→ **Directions for this task**
From the entries, filter out every line that lacks "GUIT" and copy the rest.

→ **Stored data**
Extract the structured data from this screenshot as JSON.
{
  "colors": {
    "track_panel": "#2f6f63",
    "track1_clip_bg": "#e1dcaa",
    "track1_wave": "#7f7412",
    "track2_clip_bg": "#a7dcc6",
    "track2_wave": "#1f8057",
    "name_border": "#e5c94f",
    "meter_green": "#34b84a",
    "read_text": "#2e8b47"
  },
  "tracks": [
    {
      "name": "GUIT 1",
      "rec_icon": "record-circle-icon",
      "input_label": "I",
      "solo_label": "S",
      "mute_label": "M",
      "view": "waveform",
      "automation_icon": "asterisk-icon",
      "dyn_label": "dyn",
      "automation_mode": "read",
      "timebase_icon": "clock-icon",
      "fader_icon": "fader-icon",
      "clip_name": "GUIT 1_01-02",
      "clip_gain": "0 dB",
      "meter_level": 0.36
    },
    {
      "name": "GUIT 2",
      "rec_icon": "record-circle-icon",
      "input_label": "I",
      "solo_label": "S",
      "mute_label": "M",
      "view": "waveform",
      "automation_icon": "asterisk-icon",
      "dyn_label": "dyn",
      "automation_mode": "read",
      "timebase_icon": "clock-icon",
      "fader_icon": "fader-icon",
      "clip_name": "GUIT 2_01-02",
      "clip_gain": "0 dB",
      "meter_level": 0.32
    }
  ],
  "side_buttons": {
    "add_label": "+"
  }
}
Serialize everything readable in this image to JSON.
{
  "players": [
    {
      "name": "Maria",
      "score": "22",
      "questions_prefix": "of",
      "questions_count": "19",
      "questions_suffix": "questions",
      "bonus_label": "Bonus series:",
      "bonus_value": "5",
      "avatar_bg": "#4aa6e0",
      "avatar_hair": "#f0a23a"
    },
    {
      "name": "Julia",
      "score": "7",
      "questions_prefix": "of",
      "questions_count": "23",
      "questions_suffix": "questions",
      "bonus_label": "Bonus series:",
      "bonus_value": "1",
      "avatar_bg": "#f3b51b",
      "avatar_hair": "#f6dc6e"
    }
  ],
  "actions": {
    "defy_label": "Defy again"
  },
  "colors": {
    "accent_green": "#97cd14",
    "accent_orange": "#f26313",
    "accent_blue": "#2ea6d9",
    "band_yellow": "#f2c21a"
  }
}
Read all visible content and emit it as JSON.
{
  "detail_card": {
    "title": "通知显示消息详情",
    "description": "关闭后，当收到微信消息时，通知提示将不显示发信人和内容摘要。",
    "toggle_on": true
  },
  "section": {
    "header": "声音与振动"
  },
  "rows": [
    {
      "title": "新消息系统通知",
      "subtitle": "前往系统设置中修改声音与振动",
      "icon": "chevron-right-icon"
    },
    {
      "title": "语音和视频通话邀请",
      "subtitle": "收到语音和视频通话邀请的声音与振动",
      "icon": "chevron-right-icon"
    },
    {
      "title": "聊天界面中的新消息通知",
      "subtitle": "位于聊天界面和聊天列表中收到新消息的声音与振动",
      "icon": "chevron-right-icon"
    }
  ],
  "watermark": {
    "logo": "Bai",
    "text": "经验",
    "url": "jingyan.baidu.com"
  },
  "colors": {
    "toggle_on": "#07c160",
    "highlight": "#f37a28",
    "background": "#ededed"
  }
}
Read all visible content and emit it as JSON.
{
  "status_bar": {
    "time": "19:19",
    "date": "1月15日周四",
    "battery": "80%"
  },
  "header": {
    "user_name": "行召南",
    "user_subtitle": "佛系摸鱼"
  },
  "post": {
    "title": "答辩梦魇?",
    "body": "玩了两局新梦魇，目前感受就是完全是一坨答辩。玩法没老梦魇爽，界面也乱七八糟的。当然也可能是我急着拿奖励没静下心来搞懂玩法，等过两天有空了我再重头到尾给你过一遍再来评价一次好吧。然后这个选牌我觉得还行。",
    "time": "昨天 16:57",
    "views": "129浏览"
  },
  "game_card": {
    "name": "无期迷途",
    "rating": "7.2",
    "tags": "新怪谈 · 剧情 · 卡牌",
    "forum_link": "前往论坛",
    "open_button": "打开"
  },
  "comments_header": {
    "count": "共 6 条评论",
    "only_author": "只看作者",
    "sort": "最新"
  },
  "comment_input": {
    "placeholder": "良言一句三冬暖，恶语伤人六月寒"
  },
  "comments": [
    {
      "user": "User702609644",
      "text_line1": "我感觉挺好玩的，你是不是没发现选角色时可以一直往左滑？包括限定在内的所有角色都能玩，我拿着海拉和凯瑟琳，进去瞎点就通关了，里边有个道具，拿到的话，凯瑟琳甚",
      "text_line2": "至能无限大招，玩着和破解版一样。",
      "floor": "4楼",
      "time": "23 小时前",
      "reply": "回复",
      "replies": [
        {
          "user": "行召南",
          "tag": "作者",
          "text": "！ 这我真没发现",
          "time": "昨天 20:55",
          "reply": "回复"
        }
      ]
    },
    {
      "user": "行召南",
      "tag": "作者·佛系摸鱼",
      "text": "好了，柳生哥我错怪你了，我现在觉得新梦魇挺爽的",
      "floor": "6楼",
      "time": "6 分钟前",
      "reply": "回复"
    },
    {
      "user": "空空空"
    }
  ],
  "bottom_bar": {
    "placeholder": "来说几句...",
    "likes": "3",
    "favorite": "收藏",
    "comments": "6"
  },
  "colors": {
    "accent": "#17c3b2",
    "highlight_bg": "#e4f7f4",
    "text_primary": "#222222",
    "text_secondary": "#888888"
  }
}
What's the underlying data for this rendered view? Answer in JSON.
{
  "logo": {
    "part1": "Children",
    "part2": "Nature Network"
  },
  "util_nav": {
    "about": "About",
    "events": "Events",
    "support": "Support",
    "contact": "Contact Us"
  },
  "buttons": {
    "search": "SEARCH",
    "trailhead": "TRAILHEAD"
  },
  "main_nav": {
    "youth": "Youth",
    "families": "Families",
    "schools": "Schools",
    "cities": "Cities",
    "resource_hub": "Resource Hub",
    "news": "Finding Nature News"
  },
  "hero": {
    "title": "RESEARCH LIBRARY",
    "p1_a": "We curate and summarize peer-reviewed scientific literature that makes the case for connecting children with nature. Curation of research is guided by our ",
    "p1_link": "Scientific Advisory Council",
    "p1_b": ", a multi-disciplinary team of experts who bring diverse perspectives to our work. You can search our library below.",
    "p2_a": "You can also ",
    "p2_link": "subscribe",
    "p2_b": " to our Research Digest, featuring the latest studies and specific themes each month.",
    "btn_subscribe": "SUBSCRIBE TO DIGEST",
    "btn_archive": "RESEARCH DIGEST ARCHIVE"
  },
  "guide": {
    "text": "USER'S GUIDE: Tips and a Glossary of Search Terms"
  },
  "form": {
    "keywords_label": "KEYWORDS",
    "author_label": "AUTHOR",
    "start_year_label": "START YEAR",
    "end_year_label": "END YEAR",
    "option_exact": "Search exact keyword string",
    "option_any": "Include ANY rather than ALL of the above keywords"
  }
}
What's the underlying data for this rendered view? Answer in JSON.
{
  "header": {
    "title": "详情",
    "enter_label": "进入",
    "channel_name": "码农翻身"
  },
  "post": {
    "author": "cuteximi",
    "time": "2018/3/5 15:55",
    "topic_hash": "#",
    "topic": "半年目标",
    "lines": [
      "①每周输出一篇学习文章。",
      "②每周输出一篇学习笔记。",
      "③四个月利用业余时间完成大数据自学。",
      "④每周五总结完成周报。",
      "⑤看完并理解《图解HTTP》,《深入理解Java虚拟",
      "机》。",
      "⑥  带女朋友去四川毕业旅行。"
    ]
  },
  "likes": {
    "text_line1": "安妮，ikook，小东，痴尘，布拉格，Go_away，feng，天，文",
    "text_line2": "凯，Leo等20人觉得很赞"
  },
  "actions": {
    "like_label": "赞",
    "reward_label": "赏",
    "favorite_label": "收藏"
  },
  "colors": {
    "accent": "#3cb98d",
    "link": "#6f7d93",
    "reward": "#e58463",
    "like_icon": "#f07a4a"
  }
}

→ **Exercise result**
      "name": "GUIT 1",
      "clip_name": "GUIT 1_01-02",
      "name": "GUIT 2",
      "clip_name": "GUIT 2_01-02",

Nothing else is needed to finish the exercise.